* [Problem requirements]: Could you retype every entry below exactly as written?

* [Information given]:
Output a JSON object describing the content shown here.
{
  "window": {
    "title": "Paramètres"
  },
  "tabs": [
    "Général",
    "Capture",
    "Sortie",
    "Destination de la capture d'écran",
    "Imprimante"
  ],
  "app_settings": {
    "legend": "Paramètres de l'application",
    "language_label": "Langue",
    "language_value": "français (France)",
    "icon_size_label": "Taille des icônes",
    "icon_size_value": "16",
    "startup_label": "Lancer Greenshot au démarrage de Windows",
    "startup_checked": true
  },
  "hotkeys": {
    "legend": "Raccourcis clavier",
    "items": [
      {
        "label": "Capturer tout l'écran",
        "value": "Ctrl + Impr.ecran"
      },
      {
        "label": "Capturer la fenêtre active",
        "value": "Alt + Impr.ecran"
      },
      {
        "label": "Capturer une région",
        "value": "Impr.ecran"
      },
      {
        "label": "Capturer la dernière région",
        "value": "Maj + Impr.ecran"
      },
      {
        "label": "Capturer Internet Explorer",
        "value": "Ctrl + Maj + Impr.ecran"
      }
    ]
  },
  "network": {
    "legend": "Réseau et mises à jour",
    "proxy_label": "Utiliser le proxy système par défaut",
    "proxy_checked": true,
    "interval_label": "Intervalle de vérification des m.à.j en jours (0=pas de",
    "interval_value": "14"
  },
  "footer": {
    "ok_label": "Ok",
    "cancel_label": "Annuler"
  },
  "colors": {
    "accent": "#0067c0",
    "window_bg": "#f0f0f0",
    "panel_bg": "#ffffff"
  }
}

* [Reply]:
Output a JSON object describing the content shown here.
{
  "window": {
    "title": "Paramètres"
  },
  "tabs": [
    "Général",
    "Capture",
    "Sortie",
    "Destination de la capture d'écran",
    "Imprimante"
  ],
  "app_settings": {
    "legend": "Paramètres de l'application",
    "language_label": "Langue",
    "language_value": "français (France)",
    "icon_size_label": "Taille des icônes",
    "icon_size_value": "16",
    "startup_label": "Lancer Greenshot au démarrage de Windows",
    "startup_checked": true
  },
  "hotkeys": {
    "legend": "Raccourcis clavier",
    "items": [
      {
        "label": "Capturer tout l'écran",
        "value": "Ctrl + Impr.ecran"
      },
      {
        "label": "Capturer la fenêtre active",
        "value": "Alt + Impr.ecran"
      },
      {
        "label": "Capturer une région",
        "value": "Impr.ecran"
      },
      {
        "label": "Capturer la dernière région",
        "value": "Maj + Impr.ecran"
      },
      {
        "label": "Capturer Internet Explorer",
        "value": "Ctrl + Maj + Impr.ecran"
      }
    ]
  },
  "network": {
    "legend": "Réseau et mises à jour",
    "proxy_label": "Utiliser le proxy système par défaut",
    "proxy_checked": true,
    "interval_label": "Intervalle de vérification des m.à.j en jours (0=pas de",
    "interval_value": "14"
  },
  "footer": {
    "ok_label": "Ok",
    "cancel_label": "Annuler"
  },
  "colors": {
    "accent": "#0067c0",
    "window_bg": "#f0f0f0",
    "panel_bg": "#ffffff"
  }
}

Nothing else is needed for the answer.